Citation: Yao L, Chen S, Yu Z and Yu T (2022) Multifocal brain abscesses caused by invasive Streptococcus intermedia: A case report. Front. Neurol. 13:893627. doi: 10.3389/fneur.2022.893627

Received: 01 April 2022; Accepted: 27 July 2022;
Published: 12 August 2022.

Edited by:

Peter R. Williamson, National Institutes of Health (NIH), United States

Reviewed by:

Han Xia, Hugobiotech Co. Ltd., China
Kazuo Nakamichi, National Institute of Infectious Diseases (NIID), Japan

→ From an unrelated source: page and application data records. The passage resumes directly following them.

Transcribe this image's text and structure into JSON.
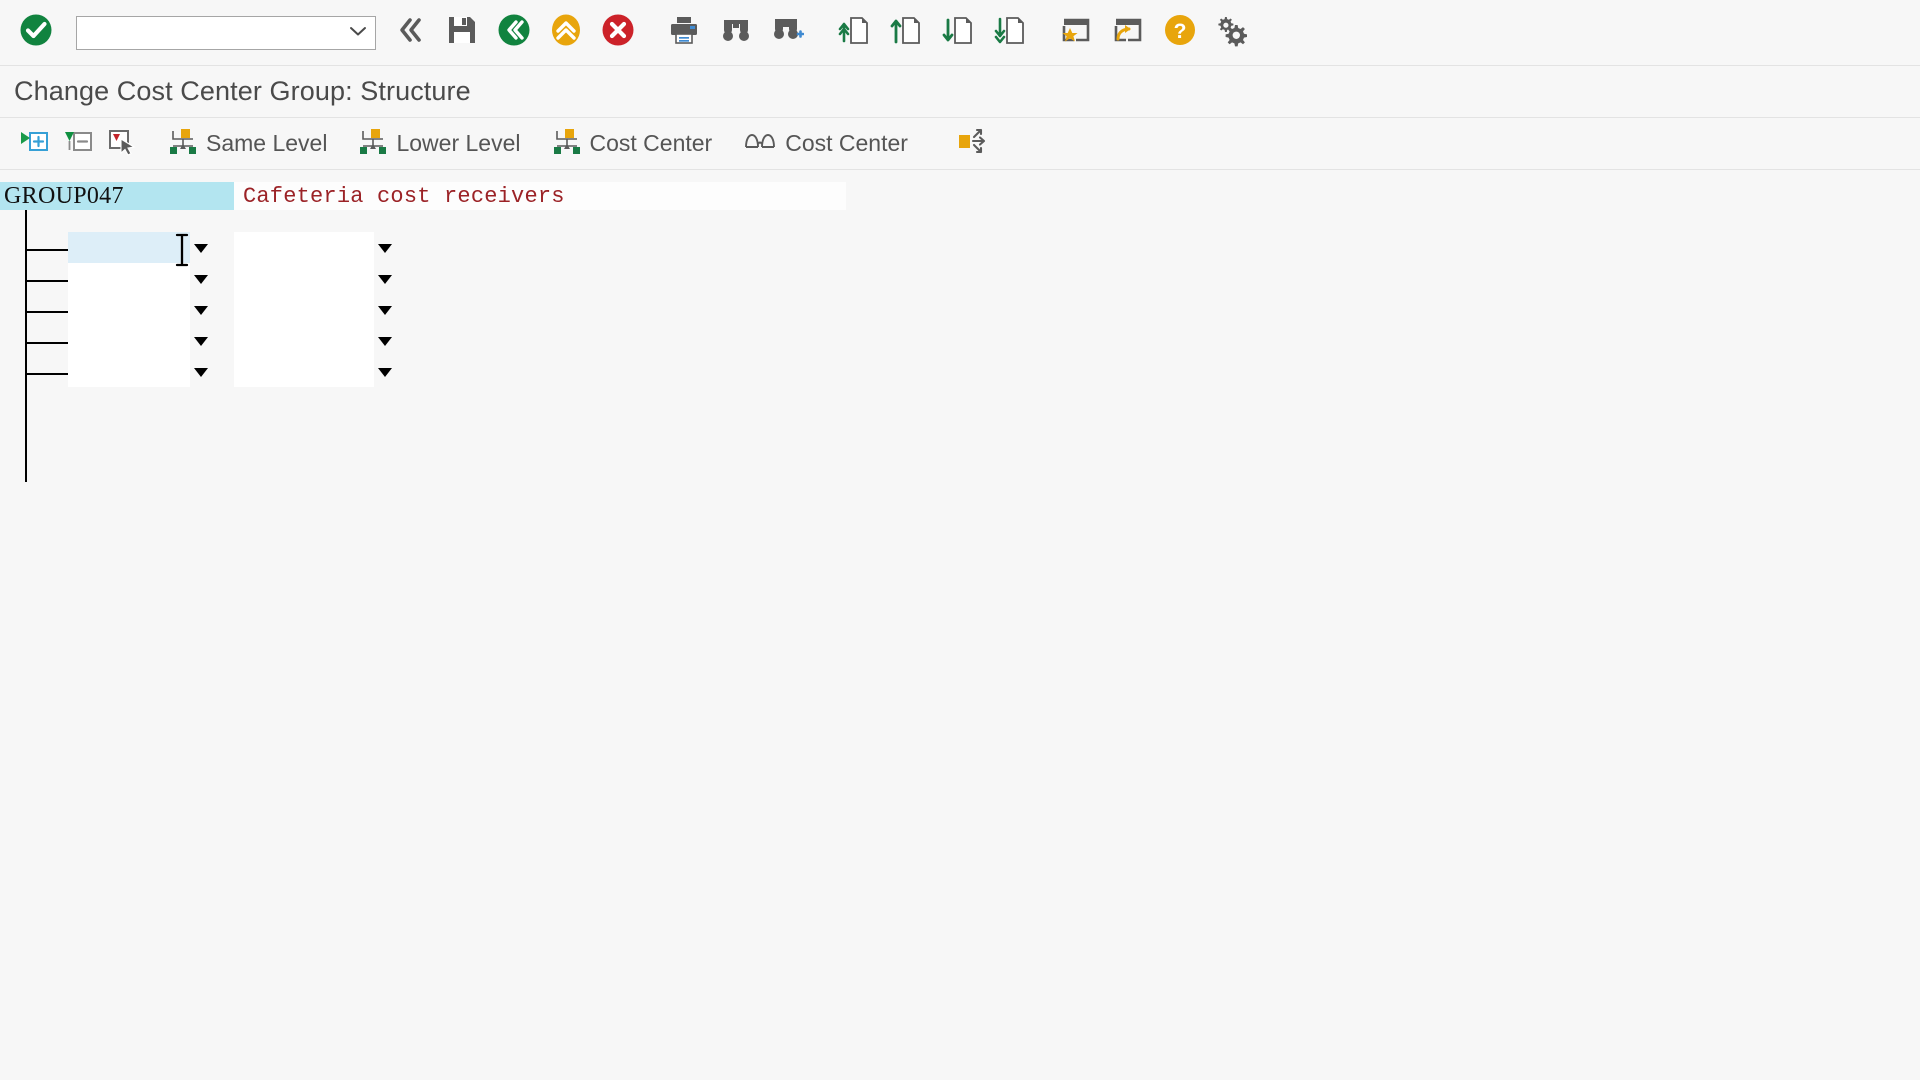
{
  "window": {
    "title": "Change Cost Center Group: Structure"
  },
  "system_toolbar": {
    "ok_button": {
      "name": "enter-ok-icon",
      "label": "Enter"
    },
    "command_field": {
      "value": "",
      "placeholder": ""
    },
    "buttons": [
      {
        "name": "back-icon",
        "label": "Back"
      },
      {
        "name": "save-icon",
        "label": "Save"
      },
      {
        "name": "exit-icon",
        "label": "Exit"
      },
      {
        "name": "cancel-up-icon",
        "label": "Cancel"
      },
      {
        "name": "stop-icon",
        "label": "Stop Transaction"
      },
      {
        "name": "print-icon",
        "label": "Print"
      },
      {
        "name": "find-icon",
        "label": "Find"
      },
      {
        "name": "find-next-icon",
        "label": "Find Next"
      },
      {
        "name": "first-page-icon",
        "label": "First Page"
      },
      {
        "name": "previous-page-icon",
        "label": "Previous Page"
      },
      {
        "name": "next-page-icon",
        "label": "Next Page"
      },
      {
        "name": "last-page-icon",
        "label": "Last Page"
      },
      {
        "name": "create-shortcut-icon",
        "label": "Create Shortcut"
      },
      {
        "name": "new-session-icon",
        "label": "Create New Session"
      },
      {
        "name": "help-icon",
        "label": "Help"
      },
      {
        "name": "customize-icon",
        "label": "Customizing of Local Layout"
      }
    ]
  },
  "application_toolbar": {
    "items": [
      {
        "name": "expand-node-button",
        "icon": "expand-node-icon",
        "label": ""
      },
      {
        "name": "collapse-node-button",
        "icon": "collapse-node-icon",
        "label": ""
      },
      {
        "name": "select-node-button",
        "icon": "select-node-icon",
        "label": ""
      },
      {
        "name": "same-level-button",
        "icon": "hierarchy-icon",
        "label": "Same Level"
      },
      {
        "name": "lower-level-button",
        "icon": "hierarchy-icon",
        "label": "Lower Level"
      },
      {
        "name": "cost-center-insert-button",
        "icon": "hierarchy-icon",
        "label": "Cost Center"
      },
      {
        "name": "cost-center-display-button",
        "icon": "glasses-icon",
        "label": "Cost Center"
      },
      {
        "name": "position-button",
        "icon": "position-arrows-icon",
        "label": ""
      }
    ]
  },
  "structure": {
    "root": {
      "key": "GROUP047",
      "description": "Cafeteria cost receivers"
    },
    "rows": [
      {
        "key": "",
        "description": "",
        "selected": true
      },
      {
        "key": "",
        "description": "",
        "selected": false
      },
      {
        "key": "",
        "description": "",
        "selected": false
      },
      {
        "key": "",
        "description": "",
        "selected": false
      },
      {
        "key": "",
        "description": "",
        "selected": false
      }
    ]
  },
  "colors": {
    "toolbar_background": "#f7f7f7",
    "selected_node_background": "#b3e5f0",
    "selected_field_background": "#ddeef8",
    "description_text": "#9b2226",
    "title_text": "#4a4a4a",
    "icon_green": "#1a7a45",
    "icon_amber": "#e8a50c",
    "icon_red": "#cc2229",
    "icon_gray": "#5b5b5b"
  }
}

Copyright © 2022 Yao, Chen, Yu and Yu. This is an open-access article distributed under the terms of the Creative Commons Attribution License (CC BY). The use, distribution or reproduction in other forums is permitted, provided the original author(s) and the copyright owner(s) are credited and that the original publication in this journal is cited, in accordance with accepted academic practice. No use, distribution or reproduction is permitted which does not comply with these terms.

*Correspondence: Tao Yu,